=== Begin Enclosure ===
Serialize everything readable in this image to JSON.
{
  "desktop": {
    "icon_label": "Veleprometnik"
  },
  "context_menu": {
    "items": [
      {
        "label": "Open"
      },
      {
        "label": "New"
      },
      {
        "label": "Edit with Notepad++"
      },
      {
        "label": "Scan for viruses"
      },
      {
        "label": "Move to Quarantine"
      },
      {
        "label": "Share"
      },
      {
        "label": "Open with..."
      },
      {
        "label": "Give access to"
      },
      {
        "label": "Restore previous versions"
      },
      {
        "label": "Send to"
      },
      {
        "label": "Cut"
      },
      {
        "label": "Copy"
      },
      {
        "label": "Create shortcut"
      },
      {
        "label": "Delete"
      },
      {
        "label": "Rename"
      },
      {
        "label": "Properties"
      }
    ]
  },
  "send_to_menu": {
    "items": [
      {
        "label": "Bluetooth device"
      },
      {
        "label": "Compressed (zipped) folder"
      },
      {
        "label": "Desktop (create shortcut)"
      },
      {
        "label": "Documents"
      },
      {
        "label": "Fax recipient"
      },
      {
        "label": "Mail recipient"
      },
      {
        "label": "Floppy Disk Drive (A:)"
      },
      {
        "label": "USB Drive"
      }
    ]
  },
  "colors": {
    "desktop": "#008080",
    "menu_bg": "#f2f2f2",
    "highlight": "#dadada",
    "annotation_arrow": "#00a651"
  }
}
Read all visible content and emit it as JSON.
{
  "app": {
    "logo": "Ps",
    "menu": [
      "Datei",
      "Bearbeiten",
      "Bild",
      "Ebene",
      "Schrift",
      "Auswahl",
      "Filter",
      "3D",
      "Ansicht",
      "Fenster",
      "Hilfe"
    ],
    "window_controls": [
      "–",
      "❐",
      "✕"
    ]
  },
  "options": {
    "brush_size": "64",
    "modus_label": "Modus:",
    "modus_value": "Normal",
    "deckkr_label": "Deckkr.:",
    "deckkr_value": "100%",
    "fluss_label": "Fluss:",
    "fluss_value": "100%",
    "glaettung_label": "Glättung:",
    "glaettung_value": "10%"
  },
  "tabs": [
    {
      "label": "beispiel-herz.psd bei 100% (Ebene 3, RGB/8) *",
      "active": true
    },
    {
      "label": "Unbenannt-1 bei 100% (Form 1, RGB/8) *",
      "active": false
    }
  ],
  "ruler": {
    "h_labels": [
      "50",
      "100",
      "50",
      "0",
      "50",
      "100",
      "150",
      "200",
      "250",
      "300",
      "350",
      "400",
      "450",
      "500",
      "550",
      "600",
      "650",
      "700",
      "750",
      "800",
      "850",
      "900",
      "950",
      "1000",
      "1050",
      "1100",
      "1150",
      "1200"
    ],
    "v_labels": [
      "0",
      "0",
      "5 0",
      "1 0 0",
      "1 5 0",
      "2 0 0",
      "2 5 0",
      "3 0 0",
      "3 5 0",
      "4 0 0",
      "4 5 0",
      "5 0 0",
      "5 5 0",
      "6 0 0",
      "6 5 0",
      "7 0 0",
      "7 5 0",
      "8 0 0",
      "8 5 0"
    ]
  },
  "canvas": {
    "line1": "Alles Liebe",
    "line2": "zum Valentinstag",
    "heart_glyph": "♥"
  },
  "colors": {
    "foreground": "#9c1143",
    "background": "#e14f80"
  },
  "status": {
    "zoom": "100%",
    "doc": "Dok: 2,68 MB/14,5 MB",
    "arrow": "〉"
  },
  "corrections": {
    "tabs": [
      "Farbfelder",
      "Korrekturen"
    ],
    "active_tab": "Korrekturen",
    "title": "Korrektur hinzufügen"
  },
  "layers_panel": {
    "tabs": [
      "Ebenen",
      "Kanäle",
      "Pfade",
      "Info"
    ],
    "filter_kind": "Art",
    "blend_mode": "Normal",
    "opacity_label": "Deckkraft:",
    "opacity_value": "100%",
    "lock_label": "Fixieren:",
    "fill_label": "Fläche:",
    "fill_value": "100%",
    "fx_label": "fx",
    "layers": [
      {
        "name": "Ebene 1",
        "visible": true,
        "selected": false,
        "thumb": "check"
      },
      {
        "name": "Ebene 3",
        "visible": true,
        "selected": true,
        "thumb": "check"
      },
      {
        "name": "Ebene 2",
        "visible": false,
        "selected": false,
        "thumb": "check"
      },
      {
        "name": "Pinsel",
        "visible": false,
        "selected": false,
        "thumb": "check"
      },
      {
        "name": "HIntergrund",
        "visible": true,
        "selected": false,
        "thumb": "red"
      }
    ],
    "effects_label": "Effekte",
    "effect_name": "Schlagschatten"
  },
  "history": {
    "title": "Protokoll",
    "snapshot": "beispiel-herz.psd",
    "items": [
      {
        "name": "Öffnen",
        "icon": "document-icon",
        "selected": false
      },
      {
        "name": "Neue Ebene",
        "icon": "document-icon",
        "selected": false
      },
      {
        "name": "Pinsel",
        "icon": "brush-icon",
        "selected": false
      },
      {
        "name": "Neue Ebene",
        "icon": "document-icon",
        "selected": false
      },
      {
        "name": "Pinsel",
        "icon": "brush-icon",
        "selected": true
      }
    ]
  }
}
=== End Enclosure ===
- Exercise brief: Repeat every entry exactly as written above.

- Task result:
Serialize everything readable in this image to JSON.
{
  "desktop": {
    "icon_label": "Veleprometnik"
  },
  "context_menu": {
    "items": [
      {
        "label": "Open"
      },
      {
        "label": "New"
      },
      {
        "label": "Edit with Notepad++"
      },
      {
        "label": "Scan for viruses"
      },
      {
        "label": "Move to Quarantine"
      },
      {
        "label": "Share"
      },
      {
        "label": "Open with..."
      },
      {
        "label": "Give access to"
      },
      {
        "label": "Restore previous versions"
      },
      {
        "label": "Send to"
      },
      {
        "label": "Cut"
      },
      {
        "label": "Copy"
      },
      {
        "label": "Create shortcut"
      },
      {
        "label": "Delete"
      },
      {
        "label": "Rename"
      },
      {
        "label": "Properties"
      }
    ]
  },
  "send_to_menu": {
    "items": [
      {
        "label": "Bluetooth device"
      },
      {
        "label": "Compressed (zipped) folder"
      },
      {
        "label": "Desktop (create shortcut)"
      },
      {
        "label": "Documents"
      },
      {
        "label": "Fax recipient"
      },
      {
        "label": "Mail recipient"
      },
      {
        "label": "Floppy Disk Drive (A:)"
      },
      {
        "label": "USB Drive"
      }
    ]
  },
  "colors": {
    "desktop": "#008080",
    "menu_bg": "#f2f2f2",
    "highlight": "#dadada",
    "annotation_arrow": "#00a651"
  }
}
Read all visible content and emit it as JSON.
{
  "app": {
    "logo": "Ps",
    "menu": [
      "Datei",
      "Bearbeiten",
      "Bild",
      "Ebene",
      "Schrift",
      "Auswahl",
      "Filter",
      "3D",
      "Ansicht",
      "Fenster",
      "Hilfe"
    ],
    "window_controls": [
      "–",
      "❐",
      "✕"
    ]
  },
  "options": {
    "brush_size": "64",
    "modus_label": "Modus:",
    "modus_value": "Normal",
    "deckkr_label": "Deckkr.:",
    "deckkr_value": "100%",
    "fluss_label": "Fluss:",
    "fluss_value": "100%",
    "glaettung_label": "Glättung:",
    "glaettung_value": "10%"
  },
  "tabs": [
    {
      "label": "beispiel-herz.psd bei 100% (Ebene 3, RGB/8) *",
      "active": true
    },
    {
      "label": "Unbenannt-1 bei 100% (Form 1, RGB/8) *",
      "active": false
    }
  ],
  "ruler": {
    "h_labels": [
      "50",
      "100",
      "50",
      "0",
      "50",
      "100",
      "150",
      "200",
      "250",
      "300",
      "350",
      "400",
      "450",
      "500",
      "550",
      "600",
      "650",
      "700",
      "750",
      "800",
      "850",
      "900",
      "950",
      "1000",
      "1050",
      "1100",
      "1150",
      "1200"
    ],
    "v_labels": [
      "0",
      "0",
      "5 0",
      "1 0 0",
      "1 5 0",
      "2 0 0",
      "2 5 0",
      "3 0 0",
      "3 5 0",
      "4 0 0",
      "4 5 0",
      "5 0 0",
      "5 5 0",
      "6 0 0",
      "6 5 0",
      "7 0 0",
      "7 5 0",
      "8 0 0",
      "8 5 0"
    ]
  },
  "canvas": {
    "line1": "Alles Liebe",
    "line2": "zum Valentinstag",
    "heart_glyph": "♥"
  },
  "colors": {
    "foreground": "#9c1143",
    "background": "#e14f80"
  },
  "status": {
    "zoom": "100%",
    "doc": "Dok: 2,68 MB/14,5 MB",
    "arrow": "〉"
  },
  "corrections": {
    "tabs": [
      "Farbfelder",
      "Korrekturen"
    ],
    "active_tab": "Korrekturen",
    "title": "Korrektur hinzufügen"
  },
  "layers_panel": {
    "tabs": [
      "Ebenen",
      "Kanäle",
      "Pfade",
      "Info"
    ],
    "filter_kind": "Art",
    "blend_mode": "Normal",
    "opacity_label": "Deckkraft:",
    "opacity_value": "100%",
    "lock_label": "Fixieren:",
    "fill_label": "Fläche:",
    "fill_value": "100%",
    "fx_label": "fx",
    "layers": [
      {
        "name": "Ebene 1",
        "visible": true,
        "selected": false,
        "thumb": "check"
      },
      {
        "name": "Ebene 3",
        "visible": true,
        "selected": true,
        "thumb": "check"
      },
      {
        "name": "Ebene 2",
        "visible": false,
        "selected": false,
        "thumb": "check"
      },
      {
        "name": "Pinsel",
        "visible": false,
        "selected": false,
        "thumb": "check"
      },
      {
        "name": "HIntergrund",
        "visible": true,
        "selected": false,
        "thumb": "red"
      }
    ],
    "effects_label": "Effekte",
    "effect_name": "Schlagschatten"
  },
  "history": {
    "title": "Protokoll",
    "snapshot": "beispiel-herz.psd",
    "items": [
      {
        "name": "Öffnen",
        "icon": "document-icon",
        "selected": false
      },
      {
        "name": "Neue Ebene",
        "icon": "document-icon",
        "selected": false
      },
      {
        "name": "Pinsel",
        "icon": "brush-icon",
        "selected": false
      },
      {
        "name": "Neue Ebene",
        "icon": "document-icon",
        "selected": false
      },
      {
        "name": "Pinsel",
        "icon": "brush-icon",
        "selected": true
      }
    ]
  }
}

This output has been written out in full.